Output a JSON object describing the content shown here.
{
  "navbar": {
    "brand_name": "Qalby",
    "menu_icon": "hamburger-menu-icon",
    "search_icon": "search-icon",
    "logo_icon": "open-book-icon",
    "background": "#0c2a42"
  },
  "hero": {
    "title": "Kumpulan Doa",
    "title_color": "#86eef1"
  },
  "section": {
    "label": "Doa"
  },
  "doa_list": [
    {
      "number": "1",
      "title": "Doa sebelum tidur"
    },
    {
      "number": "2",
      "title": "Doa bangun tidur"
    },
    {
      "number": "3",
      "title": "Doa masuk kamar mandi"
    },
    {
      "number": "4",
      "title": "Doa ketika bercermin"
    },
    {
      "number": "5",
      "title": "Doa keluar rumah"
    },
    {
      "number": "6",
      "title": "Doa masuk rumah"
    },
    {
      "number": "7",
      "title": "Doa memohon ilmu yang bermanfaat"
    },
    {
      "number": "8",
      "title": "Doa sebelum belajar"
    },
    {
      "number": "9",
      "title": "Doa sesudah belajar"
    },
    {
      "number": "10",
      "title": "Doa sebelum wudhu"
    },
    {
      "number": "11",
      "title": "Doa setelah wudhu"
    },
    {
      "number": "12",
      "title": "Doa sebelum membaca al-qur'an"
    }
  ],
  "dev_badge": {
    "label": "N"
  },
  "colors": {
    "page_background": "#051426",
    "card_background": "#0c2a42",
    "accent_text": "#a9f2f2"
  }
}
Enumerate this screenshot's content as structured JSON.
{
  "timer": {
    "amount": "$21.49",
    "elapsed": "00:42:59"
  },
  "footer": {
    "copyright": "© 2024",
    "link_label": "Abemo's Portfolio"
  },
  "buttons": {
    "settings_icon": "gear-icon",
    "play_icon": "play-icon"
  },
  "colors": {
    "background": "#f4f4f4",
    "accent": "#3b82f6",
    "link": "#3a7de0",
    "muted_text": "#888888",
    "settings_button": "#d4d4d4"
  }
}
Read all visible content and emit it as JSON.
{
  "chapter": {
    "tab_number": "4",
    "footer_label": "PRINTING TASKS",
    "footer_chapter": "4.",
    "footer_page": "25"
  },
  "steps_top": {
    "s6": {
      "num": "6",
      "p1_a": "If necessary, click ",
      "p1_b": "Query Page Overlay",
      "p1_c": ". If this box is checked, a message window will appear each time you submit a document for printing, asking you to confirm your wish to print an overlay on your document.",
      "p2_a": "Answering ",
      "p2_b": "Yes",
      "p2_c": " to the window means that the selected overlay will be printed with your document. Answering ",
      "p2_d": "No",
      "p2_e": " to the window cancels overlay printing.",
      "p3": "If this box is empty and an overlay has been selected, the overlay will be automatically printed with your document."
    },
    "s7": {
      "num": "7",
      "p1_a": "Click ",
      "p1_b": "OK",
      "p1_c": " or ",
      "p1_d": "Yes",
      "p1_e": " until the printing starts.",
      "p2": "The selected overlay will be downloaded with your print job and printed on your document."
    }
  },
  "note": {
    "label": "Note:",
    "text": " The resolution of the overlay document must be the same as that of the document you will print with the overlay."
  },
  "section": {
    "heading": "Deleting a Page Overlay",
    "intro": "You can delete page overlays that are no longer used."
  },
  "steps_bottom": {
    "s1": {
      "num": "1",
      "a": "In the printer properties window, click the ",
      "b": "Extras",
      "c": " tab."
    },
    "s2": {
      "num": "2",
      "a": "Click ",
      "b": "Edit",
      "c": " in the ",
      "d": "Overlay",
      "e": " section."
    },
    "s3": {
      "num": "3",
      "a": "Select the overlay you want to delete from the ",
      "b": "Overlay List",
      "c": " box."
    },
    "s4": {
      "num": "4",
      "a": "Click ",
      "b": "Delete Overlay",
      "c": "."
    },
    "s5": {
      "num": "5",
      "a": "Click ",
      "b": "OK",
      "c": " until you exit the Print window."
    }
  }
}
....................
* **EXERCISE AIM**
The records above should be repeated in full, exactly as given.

* **WORKED SOLUTION**
Output a JSON object describing the content shown here.
{
  "navbar": {
    "brand_name": "Qalby",
    "menu_icon": "hamburger-menu-icon",
    "search_icon": "search-icon",
    "logo_icon": "open-book-icon",
    "background": "#0c2a42"
  },
  "hero": {
    "title": "Kumpulan Doa",
    "title_color": "#86eef1"
  },
  "section": {
    "label": "Doa"
  },
  "doa_list": [
    {
      "number": "1",
      "title": "Doa sebelum tidur"
    },
    {
      "number": "2",
      "title": "Doa bangun tidur"
    },
    {
      "number": "3",
      "title": "Doa masuk kamar mandi"
    },
    {
      "number": "4",
      "title": "Doa ketika bercermin"
    },
    {
      "number": "5",
      "title": "Doa keluar rumah"
    },
    {
      "number": "6",
      "title": "Doa masuk rumah"
    },
    {
      "number": "7",
      "title": "Doa memohon ilmu yang bermanfaat"
    },
    {
      "number": "8",
      "title": "Doa sebelum belajar"
    },
    {
      "number": "9",
      "title": "Doa sesudah belajar"
    },
    {
      "number": "10",
      "title": "Doa sebelum wudhu"
    },
    {
      "number": "11",
      "title": "Doa setelah wudhu"
    },
    {
      "number": "12",
      "title": "Doa sebelum membaca al-qur'an"
    }
  ],
  "dev_badge": {
    "label": "N"
  },
  "colors": {
    "page_background": "#051426",
    "card_background": "#0c2a42",
    "accent_text": "#a9f2f2"
  }
}
Enumerate this screenshot's content as structured JSON.
{
  "timer": {
    "amount": "$21.49",
    "elapsed": "00:42:59"
  },
  "footer": {
    "copyright": "© 2024",
    "link_label": "Abemo's Portfolio"
  },
  "buttons": {
    "settings_icon": "gear-icon",
    "play_icon": "play-icon"
  },
  "colors": {
    "background": "#f4f4f4",
    "accent": "#3b82f6",
    "link": "#3a7de0",
    "muted_text": "#888888",
    "settings_button": "#d4d4d4"
  }
}
Read all visible content and emit it as JSON.
{
  "chapter": {
    "tab_number": "4",
    "footer_label": "PRINTING TASKS",
    "footer_chapter": "4.",
    "footer_page": "25"
  },
  "steps_top": {
    "s6": {
      "num": "6",
      "p1_a": "If necessary, click ",
      "p1_b": "Query Page Overlay",
      "p1_c": ". If this box is checked, a message window will appear each time you submit a document for printing, asking you to confirm your wish to print an overlay on your document.",
      "p2_a": "Answering ",
      "p2_b": "Yes",
      "p2_c": " to the window means that the selected overlay will be printed with your document. Answering ",
      "p2_d": "No",
      "p2_e": " to the window cancels overlay printing.",
      "p3": "If this box is empty and an overlay has been selected, the overlay will be automatically printed with your document."
    },
    "s7": {
      "num": "7",
      "p1_a": "Click ",
      "p1_b": "OK",
      "p1_c": " or ",
      "p1_d": "Yes",
      "p1_e": " until the printing starts.",
      "p2": "The selected overlay will be downloaded with your print job and printed on your document."
    }
  },
  "note": {
    "label": "Note:",
    "text": " The resolution of the overlay document must be the same as that of the document you will print with the overlay."
  },
  "section": {
    "heading": "Deleting a Page Overlay",
    "intro": "You can delete page overlays that are no longer used."
  },
  "steps_bottom": {
    "s1": {
      "num": "1",
      "a": "In the printer properties window, click the ",
      "b": "Extras",
      "c": " tab."
    },
    "s2": {
      "num": "2",
      "a": "Click ",
      "b": "Edit",
      "c": " in the ",
      "d": "Overlay",
      "e": " section."
    },
    "s3": {
      "num": "3",
      "a": "Select the overlay you want to delete from the ",
      "b": "Overlay List",
      "c": " box."
    },
    "s4": {
      "num": "4",
      "a": "Click ",
      "b": "Delete Overlay",
      "c": "."
    },
    "s5": {
      "num": "5",
      "a": "Click ",
      "b": "OK",
      "c": " until you exit the Print window."
    }
  }
}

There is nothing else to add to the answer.